It’s great though that, especially for the generations that never got a chance to see Mahovlich play, they can look back at the history books and simply appreciate Mahovlich for what he was – a legend of the Maple Leafs and a legend of hockey, who deserves nothing but praise for the way that he dominated the game during his era.


  • jimbobray

    Brian Conacher, a Maple Leaf during the Imlach era, related to me a story about Frank during the time when he was being harassed by Punch for not working hard enough on the ice (Punch once said that ‘hockey is a street car named Desire, and Frank sometimes doesn’t catch it’). It wasn’t helpful in the relationship between coach and player that Imlach always got Frank’s name wrong, pronouncing it ‘maholovich’.

    The Leafs and the Canadiens had just completed the Toronto leg of a weekend home-and-home series, and had taken the overnight train to Montreal. Allen Stanley was in the bunk above Frank in the sleeping car. When Stanley got up in the morning, he found what he thought were his shoes beneath the bunks. But the right one was brown, and the left was black, and Frank was nowhere to be found. It soon became apparent that Frank got up during night when the train made a stop, grabbed a couple of shoes in the dark, and left the train. Shortly after Frank went AWOL, it was reported in the press he was hospitalized briefly with depression.

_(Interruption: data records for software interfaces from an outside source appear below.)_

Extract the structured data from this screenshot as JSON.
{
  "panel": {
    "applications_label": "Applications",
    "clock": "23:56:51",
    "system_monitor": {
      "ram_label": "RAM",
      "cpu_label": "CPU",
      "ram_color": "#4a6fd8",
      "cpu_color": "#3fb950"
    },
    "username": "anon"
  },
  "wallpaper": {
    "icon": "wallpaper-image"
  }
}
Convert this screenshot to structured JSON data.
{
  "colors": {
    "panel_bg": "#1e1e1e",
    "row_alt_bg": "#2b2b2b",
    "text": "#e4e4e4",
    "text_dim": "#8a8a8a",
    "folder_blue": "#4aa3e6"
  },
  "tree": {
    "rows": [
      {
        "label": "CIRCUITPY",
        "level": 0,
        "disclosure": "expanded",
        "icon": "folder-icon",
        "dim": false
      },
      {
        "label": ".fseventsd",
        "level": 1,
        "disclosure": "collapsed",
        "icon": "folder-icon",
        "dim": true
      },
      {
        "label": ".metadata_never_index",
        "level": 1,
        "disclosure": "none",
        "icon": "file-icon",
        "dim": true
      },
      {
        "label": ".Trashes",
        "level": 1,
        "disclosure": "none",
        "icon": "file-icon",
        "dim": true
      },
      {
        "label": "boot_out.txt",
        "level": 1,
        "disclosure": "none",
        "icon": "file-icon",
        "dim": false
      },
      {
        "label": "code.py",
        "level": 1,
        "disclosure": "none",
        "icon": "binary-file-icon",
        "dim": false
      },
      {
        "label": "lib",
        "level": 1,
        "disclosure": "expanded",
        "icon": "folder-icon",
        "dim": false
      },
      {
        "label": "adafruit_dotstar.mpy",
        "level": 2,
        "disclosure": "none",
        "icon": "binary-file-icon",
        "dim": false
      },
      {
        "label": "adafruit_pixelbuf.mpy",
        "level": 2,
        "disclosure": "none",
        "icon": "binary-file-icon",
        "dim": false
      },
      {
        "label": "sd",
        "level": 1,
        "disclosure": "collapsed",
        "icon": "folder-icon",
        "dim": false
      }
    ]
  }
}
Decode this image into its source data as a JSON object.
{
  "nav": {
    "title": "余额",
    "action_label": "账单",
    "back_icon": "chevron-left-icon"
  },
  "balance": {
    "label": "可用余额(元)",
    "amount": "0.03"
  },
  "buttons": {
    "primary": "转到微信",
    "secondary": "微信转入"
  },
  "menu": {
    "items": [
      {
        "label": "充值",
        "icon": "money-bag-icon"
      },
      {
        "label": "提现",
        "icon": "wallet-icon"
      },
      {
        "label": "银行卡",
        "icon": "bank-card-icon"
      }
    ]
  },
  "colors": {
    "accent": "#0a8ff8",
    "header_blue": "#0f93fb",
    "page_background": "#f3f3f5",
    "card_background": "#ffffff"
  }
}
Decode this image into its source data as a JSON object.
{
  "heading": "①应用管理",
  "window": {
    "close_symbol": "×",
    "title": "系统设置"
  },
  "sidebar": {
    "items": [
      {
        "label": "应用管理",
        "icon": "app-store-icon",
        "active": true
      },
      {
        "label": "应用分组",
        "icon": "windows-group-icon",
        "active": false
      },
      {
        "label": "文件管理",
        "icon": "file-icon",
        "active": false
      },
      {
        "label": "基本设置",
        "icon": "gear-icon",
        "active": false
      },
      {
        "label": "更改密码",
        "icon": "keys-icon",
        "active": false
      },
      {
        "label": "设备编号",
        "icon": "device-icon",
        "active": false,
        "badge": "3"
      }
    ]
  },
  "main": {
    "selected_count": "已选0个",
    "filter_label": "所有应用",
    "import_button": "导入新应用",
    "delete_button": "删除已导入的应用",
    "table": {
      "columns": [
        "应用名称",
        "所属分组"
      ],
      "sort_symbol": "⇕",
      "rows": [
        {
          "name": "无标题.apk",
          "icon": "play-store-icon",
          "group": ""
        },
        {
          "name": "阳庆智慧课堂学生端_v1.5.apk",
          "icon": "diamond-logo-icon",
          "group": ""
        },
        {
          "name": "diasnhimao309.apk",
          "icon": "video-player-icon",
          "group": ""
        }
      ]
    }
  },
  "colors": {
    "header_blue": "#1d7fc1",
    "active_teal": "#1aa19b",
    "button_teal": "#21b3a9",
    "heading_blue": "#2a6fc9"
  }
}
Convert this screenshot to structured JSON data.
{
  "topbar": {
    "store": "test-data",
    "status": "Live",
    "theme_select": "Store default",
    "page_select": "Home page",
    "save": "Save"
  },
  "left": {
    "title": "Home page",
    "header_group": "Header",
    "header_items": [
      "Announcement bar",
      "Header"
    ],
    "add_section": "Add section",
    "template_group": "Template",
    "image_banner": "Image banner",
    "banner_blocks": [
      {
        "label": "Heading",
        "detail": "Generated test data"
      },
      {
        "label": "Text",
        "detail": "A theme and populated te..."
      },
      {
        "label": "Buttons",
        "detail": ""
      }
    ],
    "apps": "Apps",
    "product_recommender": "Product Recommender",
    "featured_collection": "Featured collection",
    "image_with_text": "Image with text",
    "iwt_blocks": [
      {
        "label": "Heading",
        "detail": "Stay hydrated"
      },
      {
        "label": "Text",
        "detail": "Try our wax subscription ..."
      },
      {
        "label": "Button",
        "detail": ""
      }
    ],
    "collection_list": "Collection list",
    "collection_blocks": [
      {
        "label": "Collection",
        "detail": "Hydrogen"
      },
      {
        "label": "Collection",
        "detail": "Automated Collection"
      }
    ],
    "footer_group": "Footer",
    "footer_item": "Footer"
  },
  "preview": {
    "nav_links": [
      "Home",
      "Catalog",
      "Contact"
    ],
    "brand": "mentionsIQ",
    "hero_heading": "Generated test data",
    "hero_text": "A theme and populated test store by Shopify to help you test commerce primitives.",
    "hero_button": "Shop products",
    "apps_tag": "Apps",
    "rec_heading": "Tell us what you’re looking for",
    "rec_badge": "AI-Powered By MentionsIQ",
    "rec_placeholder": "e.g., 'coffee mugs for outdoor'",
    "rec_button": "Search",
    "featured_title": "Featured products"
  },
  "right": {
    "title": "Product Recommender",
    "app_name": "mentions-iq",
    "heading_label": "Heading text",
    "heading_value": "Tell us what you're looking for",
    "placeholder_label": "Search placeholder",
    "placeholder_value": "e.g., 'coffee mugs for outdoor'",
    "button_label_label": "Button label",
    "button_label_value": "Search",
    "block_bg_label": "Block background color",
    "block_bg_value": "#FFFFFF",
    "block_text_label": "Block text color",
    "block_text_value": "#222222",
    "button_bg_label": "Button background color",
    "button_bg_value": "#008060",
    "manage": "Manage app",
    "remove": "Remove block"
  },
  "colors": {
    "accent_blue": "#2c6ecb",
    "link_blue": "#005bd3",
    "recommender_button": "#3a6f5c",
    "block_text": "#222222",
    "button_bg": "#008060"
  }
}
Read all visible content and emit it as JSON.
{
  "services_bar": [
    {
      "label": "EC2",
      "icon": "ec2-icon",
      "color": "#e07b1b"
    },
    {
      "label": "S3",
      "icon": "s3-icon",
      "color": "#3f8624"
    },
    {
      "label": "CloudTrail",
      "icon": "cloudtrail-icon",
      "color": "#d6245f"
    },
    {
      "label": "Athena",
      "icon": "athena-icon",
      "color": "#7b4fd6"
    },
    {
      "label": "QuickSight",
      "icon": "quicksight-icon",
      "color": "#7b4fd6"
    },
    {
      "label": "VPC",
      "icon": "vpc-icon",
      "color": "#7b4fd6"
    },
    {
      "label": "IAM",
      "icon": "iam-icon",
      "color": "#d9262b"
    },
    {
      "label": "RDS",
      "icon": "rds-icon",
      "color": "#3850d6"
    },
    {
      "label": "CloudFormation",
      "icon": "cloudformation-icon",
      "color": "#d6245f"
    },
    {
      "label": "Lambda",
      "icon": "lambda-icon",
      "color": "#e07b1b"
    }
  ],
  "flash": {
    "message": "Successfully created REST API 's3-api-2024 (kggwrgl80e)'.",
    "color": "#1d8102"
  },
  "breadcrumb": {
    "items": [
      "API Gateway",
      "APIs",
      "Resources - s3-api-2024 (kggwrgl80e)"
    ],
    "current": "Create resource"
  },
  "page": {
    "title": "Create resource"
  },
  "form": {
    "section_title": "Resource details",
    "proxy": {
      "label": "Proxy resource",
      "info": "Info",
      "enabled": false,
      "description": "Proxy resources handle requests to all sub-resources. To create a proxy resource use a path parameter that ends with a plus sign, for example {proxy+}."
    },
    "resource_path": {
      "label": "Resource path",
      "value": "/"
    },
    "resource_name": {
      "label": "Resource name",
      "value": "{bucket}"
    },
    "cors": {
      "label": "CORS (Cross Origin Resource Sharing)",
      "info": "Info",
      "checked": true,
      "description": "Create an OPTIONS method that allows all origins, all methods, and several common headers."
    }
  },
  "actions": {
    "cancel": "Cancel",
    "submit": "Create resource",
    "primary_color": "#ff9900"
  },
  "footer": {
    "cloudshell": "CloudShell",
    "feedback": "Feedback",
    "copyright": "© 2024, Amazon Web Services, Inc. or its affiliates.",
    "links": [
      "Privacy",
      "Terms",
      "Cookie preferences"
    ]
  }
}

    The Big M was one of the all-time greats.

  • jimbobray

    The big M was well on his way to a 50 goal season in the 1960/61 season but unfortunately the goals stopped coming as Boom Boom Geoffrion passed him late in the season to reach the Rocket Richard total of 50 goals. That was when some fans turned on him. One has to recall Hab fans booed Geoffrion for having the audacity of tying Rocket Richard’s record.

    I think fans expected Frank to produce like that every season. He had this very smooth glide to his skating style which seemed effortless. Thus at times he almost appeared to be floating.

    He had one of the best shots in the game and was tough as nails as I recall Bill Gadsby the old Detroit defenceman gave him a hip check one game. Frank came up swinging and pounded Gadsby.

    Mahovlich wasn’t the only player who couldn’t handle Imlach as the brilliant defenceman Carl Brewer quit the game in his prime.

    Obviously Frank was a lot more relaxed playing with Detroit then Montreal where he won a number of cups with his brother Peter.

    As a kid the big M was my number one player to cheer for. I recall as a young teen Frank and the leafs coming to Vancouver to play an exhibition game. For west coast leaf fans this was indeed a thrill to watch the defending Stanley Cup champions.

  • CMpuck

    One major issue with Toronto fans is that when the Leafs have a good player the fans always want more out of them. Kessel, for example, could never score enough to make everyone happy.

    • jimbobray

      I think even the most ardent Kessel fan got tired of his me first mentality and his absolute refusal to put an effort into his defensive game.

      The big M was accused of being soft on defence but he killed penalties with both Detroit and Montreal.